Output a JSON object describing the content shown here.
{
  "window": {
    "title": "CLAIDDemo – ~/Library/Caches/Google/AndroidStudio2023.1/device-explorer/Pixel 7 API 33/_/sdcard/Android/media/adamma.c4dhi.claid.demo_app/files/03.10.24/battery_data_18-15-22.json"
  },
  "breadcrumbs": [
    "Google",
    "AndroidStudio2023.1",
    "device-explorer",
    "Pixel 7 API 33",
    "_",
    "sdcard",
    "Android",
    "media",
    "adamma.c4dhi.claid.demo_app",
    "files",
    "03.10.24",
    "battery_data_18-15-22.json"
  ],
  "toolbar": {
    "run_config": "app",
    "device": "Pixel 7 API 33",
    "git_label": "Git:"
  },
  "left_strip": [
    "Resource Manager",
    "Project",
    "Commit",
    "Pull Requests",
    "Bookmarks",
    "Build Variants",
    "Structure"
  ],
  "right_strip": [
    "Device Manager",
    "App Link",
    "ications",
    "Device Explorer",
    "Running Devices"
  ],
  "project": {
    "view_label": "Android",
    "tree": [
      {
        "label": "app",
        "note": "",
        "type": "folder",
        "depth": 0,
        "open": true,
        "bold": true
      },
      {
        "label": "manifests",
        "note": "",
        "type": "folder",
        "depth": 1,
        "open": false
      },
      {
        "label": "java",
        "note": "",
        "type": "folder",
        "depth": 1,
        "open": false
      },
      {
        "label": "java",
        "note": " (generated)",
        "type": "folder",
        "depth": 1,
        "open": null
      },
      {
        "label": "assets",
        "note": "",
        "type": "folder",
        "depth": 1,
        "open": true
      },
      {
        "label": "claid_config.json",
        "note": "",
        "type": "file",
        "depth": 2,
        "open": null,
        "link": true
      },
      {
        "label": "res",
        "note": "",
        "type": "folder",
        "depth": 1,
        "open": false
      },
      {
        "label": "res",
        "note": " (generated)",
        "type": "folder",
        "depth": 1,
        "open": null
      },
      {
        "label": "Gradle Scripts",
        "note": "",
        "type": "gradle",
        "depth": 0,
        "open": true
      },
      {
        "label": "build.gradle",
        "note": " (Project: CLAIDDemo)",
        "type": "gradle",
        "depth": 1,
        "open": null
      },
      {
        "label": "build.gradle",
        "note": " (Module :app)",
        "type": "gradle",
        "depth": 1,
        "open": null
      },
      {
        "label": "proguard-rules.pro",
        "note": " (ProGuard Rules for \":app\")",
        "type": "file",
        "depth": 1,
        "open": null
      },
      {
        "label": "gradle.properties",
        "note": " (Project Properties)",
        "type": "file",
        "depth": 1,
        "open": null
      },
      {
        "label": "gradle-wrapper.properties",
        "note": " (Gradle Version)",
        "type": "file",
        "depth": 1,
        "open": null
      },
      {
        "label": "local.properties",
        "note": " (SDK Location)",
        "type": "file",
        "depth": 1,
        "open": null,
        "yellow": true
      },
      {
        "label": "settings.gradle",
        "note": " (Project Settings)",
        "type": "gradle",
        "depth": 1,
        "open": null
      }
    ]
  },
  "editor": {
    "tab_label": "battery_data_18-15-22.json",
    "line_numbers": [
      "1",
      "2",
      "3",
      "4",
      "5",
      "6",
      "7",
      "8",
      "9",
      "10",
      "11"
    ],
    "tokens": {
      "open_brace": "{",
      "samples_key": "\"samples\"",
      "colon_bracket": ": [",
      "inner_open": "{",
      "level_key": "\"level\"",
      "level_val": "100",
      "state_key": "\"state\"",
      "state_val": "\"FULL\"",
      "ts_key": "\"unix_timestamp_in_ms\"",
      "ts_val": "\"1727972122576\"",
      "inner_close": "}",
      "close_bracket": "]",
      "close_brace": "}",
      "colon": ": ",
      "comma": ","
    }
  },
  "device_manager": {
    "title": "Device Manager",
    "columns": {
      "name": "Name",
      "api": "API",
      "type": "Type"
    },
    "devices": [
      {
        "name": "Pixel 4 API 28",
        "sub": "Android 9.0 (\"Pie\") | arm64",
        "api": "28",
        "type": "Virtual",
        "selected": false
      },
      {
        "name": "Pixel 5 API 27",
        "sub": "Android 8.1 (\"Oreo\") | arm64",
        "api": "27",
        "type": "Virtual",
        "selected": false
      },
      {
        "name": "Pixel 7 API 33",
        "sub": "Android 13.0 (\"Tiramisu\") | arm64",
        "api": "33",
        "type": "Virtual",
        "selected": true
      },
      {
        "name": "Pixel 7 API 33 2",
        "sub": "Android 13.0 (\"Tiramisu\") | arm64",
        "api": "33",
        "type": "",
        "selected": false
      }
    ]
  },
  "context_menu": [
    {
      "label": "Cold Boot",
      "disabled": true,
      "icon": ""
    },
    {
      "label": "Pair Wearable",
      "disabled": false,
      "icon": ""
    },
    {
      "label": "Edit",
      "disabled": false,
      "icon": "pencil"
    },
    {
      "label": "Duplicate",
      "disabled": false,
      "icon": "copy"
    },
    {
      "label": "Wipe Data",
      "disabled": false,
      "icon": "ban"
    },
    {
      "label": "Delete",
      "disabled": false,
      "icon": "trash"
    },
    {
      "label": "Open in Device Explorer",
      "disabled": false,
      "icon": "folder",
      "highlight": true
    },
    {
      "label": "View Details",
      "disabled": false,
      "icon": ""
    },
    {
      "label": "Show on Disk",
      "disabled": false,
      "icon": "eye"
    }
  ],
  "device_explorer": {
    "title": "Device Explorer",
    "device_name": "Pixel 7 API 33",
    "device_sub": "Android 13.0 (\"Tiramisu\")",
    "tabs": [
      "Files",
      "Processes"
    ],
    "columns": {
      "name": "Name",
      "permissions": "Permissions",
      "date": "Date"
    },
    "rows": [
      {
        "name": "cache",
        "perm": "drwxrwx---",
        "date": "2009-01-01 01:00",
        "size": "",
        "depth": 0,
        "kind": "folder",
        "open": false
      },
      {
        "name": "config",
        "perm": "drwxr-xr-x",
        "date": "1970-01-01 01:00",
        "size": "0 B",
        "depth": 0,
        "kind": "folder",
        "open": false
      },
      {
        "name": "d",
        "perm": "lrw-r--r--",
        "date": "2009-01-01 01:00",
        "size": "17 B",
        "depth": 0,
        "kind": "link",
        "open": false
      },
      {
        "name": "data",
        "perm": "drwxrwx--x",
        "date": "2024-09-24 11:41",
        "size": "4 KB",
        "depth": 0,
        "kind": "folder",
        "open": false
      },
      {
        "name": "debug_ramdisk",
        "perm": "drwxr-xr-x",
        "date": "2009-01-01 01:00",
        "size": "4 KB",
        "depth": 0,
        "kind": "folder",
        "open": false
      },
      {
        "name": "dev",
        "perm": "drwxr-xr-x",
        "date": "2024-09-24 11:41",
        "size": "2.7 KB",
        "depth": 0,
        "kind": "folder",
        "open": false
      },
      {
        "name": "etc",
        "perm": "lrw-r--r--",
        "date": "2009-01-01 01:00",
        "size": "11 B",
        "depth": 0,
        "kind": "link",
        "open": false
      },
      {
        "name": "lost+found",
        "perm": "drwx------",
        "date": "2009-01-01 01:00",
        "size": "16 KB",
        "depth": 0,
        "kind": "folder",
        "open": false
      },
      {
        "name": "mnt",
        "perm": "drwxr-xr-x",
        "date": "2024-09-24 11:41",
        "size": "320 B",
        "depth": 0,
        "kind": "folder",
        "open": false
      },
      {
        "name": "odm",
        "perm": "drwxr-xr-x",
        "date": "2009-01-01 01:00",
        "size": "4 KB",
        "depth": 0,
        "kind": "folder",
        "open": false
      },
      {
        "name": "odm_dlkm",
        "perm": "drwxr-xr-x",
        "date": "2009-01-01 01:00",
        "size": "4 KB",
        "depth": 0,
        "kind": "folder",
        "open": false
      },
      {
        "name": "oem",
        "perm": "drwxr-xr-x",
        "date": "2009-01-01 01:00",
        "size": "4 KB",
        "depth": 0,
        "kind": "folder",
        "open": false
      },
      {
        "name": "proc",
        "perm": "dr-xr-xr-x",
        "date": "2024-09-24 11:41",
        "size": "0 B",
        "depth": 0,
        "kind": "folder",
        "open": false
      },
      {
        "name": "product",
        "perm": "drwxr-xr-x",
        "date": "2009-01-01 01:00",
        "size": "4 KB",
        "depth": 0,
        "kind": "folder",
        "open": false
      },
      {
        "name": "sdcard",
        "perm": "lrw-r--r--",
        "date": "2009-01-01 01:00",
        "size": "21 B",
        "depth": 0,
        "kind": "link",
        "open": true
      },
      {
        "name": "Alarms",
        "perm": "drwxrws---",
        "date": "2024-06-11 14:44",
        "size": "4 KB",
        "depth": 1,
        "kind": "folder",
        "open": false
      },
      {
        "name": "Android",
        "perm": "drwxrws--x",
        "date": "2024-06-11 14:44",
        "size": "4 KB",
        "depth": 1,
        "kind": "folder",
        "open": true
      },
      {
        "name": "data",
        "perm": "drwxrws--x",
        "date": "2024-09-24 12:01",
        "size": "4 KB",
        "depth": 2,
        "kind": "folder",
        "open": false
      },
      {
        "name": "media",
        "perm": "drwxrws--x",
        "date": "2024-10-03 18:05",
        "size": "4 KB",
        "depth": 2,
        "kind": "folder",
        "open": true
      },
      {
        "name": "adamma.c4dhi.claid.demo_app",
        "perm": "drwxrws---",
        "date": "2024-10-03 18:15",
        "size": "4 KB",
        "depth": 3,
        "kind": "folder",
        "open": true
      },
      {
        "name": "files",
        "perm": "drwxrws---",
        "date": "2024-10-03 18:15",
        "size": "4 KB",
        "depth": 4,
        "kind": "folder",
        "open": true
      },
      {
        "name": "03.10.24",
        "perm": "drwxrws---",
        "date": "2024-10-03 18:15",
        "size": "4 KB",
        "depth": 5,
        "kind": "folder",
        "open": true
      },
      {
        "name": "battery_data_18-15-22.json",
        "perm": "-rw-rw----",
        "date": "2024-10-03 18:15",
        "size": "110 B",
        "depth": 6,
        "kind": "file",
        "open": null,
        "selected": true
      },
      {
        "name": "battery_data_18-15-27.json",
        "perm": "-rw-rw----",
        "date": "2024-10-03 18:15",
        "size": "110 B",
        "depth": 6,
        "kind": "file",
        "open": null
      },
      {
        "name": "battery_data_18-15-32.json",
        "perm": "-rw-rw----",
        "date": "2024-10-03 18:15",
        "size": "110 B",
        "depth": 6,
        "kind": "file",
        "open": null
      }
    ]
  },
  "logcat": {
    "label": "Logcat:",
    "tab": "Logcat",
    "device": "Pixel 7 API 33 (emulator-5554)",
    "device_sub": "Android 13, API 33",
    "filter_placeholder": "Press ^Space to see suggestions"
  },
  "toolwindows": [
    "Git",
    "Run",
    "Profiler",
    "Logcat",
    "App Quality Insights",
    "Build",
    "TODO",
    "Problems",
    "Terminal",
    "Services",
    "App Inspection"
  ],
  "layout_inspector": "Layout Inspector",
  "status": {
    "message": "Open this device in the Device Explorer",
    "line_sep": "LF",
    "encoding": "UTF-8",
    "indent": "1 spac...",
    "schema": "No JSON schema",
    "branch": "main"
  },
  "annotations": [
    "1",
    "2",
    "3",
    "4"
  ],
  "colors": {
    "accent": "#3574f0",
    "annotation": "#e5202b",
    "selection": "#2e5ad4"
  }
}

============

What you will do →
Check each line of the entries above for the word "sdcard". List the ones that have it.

Exercise solution →
    "title": "CLAIDDemo – ~/Library/Caches/Google/AndroidStudio2023.1/device-explorer/Pixel 7 API 33/_/sdcard/Android/media/adamma.c4dhi.claid.demo_app/files/03.10.24/battery_data_18-15-22.json"
    "sdcard",
        "name": "sdcard",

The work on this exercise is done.